Page and application data records
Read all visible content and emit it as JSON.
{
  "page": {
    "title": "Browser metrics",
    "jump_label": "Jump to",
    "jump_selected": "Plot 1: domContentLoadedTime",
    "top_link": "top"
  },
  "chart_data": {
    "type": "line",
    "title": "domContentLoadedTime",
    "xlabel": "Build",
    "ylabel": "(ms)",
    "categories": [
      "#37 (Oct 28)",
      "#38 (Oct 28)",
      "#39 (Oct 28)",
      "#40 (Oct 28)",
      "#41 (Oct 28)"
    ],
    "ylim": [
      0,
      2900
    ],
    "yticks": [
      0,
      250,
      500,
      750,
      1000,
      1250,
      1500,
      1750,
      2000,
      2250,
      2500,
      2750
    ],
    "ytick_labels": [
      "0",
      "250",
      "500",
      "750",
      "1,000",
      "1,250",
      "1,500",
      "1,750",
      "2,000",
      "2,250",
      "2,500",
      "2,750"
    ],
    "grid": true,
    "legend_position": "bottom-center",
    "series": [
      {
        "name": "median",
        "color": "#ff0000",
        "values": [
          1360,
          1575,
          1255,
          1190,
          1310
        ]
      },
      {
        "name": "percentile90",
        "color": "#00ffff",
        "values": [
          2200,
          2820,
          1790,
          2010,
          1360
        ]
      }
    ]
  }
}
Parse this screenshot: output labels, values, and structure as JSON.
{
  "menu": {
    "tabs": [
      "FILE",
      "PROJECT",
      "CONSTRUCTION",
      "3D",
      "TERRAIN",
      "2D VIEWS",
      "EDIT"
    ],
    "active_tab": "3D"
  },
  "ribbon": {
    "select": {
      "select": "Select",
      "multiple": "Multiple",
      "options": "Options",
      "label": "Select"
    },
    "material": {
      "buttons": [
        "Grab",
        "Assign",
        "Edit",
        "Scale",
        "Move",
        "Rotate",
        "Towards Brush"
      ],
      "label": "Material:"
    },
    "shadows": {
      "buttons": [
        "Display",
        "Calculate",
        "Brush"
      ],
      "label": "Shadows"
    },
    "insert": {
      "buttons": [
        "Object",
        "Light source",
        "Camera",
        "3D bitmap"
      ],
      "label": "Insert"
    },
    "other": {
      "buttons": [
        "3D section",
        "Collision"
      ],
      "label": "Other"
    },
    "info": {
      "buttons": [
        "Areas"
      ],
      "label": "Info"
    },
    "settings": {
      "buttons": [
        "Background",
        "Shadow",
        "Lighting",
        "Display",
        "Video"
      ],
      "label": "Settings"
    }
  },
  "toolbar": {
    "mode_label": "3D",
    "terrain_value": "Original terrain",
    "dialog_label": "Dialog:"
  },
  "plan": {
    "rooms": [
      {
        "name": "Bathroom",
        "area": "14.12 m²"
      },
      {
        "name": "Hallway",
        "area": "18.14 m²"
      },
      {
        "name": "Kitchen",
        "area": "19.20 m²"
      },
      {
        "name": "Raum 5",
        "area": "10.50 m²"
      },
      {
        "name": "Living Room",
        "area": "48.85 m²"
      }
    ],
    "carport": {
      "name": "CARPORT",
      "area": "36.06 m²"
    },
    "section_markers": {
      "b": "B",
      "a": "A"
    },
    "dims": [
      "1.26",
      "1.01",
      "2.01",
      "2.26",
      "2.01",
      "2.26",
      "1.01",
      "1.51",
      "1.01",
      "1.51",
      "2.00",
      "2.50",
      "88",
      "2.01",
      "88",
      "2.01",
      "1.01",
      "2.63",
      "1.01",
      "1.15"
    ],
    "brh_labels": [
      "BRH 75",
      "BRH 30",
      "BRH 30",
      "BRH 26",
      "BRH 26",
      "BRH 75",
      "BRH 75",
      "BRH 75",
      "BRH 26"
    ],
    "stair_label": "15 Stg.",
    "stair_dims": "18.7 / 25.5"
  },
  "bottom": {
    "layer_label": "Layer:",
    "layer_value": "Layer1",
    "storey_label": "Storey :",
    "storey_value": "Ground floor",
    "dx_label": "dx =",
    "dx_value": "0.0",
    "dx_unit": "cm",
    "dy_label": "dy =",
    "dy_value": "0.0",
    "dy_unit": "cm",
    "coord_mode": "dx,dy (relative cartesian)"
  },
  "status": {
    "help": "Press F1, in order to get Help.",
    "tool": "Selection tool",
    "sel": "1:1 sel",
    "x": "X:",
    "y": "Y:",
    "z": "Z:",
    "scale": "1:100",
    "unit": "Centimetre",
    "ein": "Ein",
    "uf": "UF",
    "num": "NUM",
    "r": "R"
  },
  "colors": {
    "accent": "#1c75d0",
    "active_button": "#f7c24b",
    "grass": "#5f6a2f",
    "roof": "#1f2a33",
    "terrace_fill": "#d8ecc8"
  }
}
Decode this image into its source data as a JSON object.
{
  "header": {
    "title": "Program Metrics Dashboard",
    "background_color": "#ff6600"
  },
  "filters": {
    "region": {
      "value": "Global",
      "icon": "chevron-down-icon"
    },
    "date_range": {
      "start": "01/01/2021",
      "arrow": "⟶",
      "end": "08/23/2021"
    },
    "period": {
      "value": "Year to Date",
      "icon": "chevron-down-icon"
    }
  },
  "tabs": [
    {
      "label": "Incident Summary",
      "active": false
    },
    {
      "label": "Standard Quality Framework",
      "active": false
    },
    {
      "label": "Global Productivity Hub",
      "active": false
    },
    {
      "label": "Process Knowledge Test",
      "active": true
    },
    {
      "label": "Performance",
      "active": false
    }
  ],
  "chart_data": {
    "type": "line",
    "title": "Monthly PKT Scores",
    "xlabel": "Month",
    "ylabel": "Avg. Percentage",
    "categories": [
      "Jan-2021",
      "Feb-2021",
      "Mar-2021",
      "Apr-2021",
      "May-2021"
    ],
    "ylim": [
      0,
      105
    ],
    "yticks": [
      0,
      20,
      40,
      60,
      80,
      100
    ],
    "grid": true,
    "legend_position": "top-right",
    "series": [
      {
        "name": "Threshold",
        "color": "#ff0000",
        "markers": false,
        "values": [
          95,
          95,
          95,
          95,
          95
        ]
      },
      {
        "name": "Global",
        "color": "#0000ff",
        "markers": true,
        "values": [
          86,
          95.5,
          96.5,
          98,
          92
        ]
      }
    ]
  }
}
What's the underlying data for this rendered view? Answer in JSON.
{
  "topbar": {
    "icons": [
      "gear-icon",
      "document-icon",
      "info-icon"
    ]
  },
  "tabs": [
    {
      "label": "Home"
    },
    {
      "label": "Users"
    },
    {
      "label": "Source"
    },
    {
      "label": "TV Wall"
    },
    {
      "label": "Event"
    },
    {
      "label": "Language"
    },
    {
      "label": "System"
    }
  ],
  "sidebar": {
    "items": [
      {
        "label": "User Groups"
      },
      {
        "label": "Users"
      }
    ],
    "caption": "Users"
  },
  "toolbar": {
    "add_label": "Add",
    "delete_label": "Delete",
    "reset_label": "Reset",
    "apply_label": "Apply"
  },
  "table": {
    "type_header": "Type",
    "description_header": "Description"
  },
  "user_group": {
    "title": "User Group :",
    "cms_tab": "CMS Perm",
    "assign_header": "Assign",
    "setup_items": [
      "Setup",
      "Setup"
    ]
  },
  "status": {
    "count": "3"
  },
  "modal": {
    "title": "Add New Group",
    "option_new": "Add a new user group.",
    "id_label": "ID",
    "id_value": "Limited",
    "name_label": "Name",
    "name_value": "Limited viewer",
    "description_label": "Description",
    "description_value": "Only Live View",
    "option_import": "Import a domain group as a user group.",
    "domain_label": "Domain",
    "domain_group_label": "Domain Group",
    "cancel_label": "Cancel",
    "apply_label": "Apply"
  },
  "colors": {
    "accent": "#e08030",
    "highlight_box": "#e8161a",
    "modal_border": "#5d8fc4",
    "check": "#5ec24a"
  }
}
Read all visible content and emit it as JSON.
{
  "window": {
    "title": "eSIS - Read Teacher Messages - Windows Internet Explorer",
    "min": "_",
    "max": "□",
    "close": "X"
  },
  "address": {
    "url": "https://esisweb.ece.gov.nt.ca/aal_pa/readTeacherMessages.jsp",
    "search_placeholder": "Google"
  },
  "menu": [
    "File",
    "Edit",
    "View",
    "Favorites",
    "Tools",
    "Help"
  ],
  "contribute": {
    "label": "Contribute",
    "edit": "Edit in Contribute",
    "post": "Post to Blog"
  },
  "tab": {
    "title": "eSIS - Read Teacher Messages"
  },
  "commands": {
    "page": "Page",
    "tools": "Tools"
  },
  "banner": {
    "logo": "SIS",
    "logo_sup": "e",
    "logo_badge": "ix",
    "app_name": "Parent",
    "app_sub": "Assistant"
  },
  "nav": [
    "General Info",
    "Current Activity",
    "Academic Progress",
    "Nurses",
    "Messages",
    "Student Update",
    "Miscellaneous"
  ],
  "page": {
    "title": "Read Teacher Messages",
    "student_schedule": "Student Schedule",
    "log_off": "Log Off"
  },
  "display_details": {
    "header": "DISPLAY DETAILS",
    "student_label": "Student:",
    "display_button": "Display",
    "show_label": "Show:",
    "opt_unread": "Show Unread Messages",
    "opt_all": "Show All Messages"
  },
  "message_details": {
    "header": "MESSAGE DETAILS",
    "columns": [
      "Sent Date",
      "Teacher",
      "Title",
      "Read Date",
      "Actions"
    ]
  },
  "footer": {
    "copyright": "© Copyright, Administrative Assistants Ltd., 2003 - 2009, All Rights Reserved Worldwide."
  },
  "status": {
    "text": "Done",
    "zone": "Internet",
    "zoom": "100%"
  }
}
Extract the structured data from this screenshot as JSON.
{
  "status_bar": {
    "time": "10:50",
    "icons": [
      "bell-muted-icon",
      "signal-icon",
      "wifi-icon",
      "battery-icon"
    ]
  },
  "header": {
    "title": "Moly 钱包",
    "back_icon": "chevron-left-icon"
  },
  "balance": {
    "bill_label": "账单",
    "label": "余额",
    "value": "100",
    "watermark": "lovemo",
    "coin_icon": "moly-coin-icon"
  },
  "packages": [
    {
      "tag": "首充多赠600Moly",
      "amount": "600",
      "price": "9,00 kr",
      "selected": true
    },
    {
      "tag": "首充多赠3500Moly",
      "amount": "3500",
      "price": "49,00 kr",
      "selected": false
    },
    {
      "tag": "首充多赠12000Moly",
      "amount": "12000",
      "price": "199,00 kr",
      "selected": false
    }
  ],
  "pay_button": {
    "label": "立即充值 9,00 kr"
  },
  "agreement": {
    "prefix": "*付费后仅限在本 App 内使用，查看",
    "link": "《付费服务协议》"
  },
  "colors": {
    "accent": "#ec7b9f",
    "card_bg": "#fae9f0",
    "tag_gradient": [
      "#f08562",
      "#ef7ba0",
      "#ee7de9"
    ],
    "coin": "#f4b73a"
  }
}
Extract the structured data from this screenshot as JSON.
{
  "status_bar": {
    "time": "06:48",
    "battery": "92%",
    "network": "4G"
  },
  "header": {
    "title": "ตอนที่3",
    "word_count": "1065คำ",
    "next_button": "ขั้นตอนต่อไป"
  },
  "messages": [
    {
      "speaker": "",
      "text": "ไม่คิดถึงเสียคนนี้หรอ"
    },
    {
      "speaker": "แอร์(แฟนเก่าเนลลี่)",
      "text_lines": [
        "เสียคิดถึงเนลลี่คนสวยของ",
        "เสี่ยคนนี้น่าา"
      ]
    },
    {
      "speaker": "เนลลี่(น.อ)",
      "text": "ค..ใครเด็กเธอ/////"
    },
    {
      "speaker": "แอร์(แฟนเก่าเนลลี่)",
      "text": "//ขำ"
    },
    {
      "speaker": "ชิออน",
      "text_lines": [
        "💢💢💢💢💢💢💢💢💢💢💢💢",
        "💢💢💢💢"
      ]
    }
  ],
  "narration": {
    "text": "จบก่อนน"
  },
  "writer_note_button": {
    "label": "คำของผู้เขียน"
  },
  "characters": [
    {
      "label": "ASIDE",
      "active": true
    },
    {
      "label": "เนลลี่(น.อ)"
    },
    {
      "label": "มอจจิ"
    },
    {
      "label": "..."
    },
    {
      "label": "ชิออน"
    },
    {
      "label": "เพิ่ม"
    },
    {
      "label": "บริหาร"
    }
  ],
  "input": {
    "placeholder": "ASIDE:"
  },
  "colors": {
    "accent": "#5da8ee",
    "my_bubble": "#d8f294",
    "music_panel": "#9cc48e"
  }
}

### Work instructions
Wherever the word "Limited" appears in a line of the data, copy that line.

### Written reply
    "id_value": "Limited",
    "name_value": "Limited viewer",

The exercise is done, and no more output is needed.